Being proactive, we asked the manager why he couldn't have just taken the guy out and why they let a few people ruin just about every movie. He told us that "corporate" had made it clear that no patron should be removed unless causing physical harm or after receiving two warnings. He also said that recently, Regal Cinemas had issued a "note to management" that you must catch the "perpetrators" in the act ... not just go by what another patron says.
In some ways, I can understand this policy. But there comes a time when a manager should be allowed to be a manager. It was obvious, by our dress, our intelligence, and our general demeanor that we weren't trying to "lie to get free tickets" or just complaining because we are complainers.
After this incident ... both of us pledged that we would write Regal Cinemas ... we both received canned responses even after requesting that we not receive such. The response isn't even worth republishing ... it just serves to clarify what I have already told you and give a fake apology ... it's almost like a computer program pieced together an email and mailed it off.
Which gives me an idea and a solution for the problem that theater chains are causing ...
Movie Theater Chains need to move into the 21st Century. Movies could become completely automated and technologically adavanced. This would (over time) save money, cut down on costs and reinvigorate the moviegoing experience.
Here's what I'm talking about:
1) Automated tickets ... slide your credit card or insert cash into a machine / slide loyalty card if you have one ... get tickets
2) Place ticket into validation machine at the door to your theater
3) Vending machines for candy, popcorn, and drinks ... not just standard machines ... you could even have the robotic bartending type robots.
4) If (really a matter of when) movies come to theaters via download or by DVD ... movies start automatically ... no "film technician" needed
5) Cellphone jamming inside the theater ... or walls with cellphone signal jamming paint.
6) Infrared lasers that criss cross theaters blocking video recording (but are invisible to the eye)
7) A human usher in each theater ... which would mean a reduction in staff.

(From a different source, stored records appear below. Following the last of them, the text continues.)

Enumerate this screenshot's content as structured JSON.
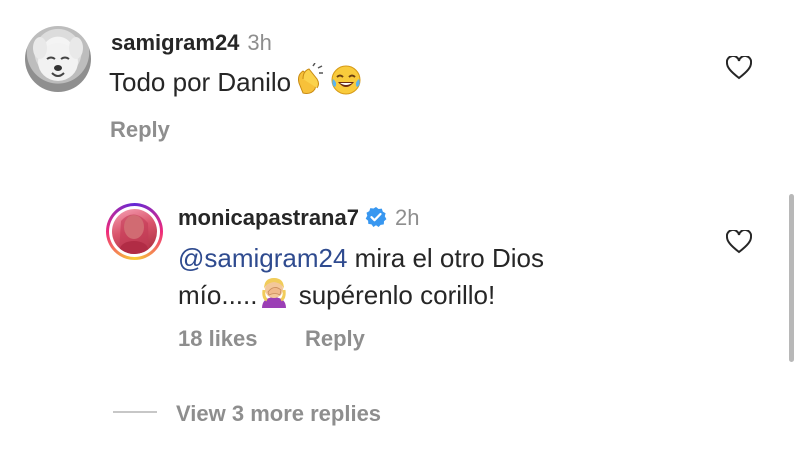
{
  "comment1": {
    "username": "samigram24",
    "time": "3h",
    "text": "Todo por Danilo",
    "emojis": [
      "clapping-hands-emoji",
      "tears-of-joy-emoji"
    ],
    "reply_label": "Reply"
  },
  "comment2": {
    "username": "monicapastrana7",
    "verified": true,
    "time": "2h",
    "mention": "@samigram24",
    "text_line1": " mira el otro Dios",
    "text_line2a": "mío.....",
    "text_line2b": " supérenlo corillo!",
    "emojis": [
      "woman-facepalming-emoji"
    ],
    "likes_label": "18 likes",
    "reply_label": "Reply"
  },
  "view_more_label": "View 3 more replies",
  "colors": {
    "text": "#262626",
    "secondary": "#8e8e8e",
    "mention": "#2f4b8f",
    "verified": "#3897f0"
  }
}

The "humans" could also be movie critics ... I would love to read real reviews from real people that aren't biased about movies ... movies that they may be forced to watch that they otherwise might not see.
Over time, ushers wouldn't need to be in theaters full time.
I think it would even be a good idea for a podium in the corner with a special seat for such an usher to sit ... like he or she was "lording" over the theater. There are obvious auxilliary benefits to having a podium like this as many theaters rent out space for presentations and business meetings.
Keep tuning in ... I'll tackle the last three issues in the next installment and deliver a final solution that I plan to present to theater chains.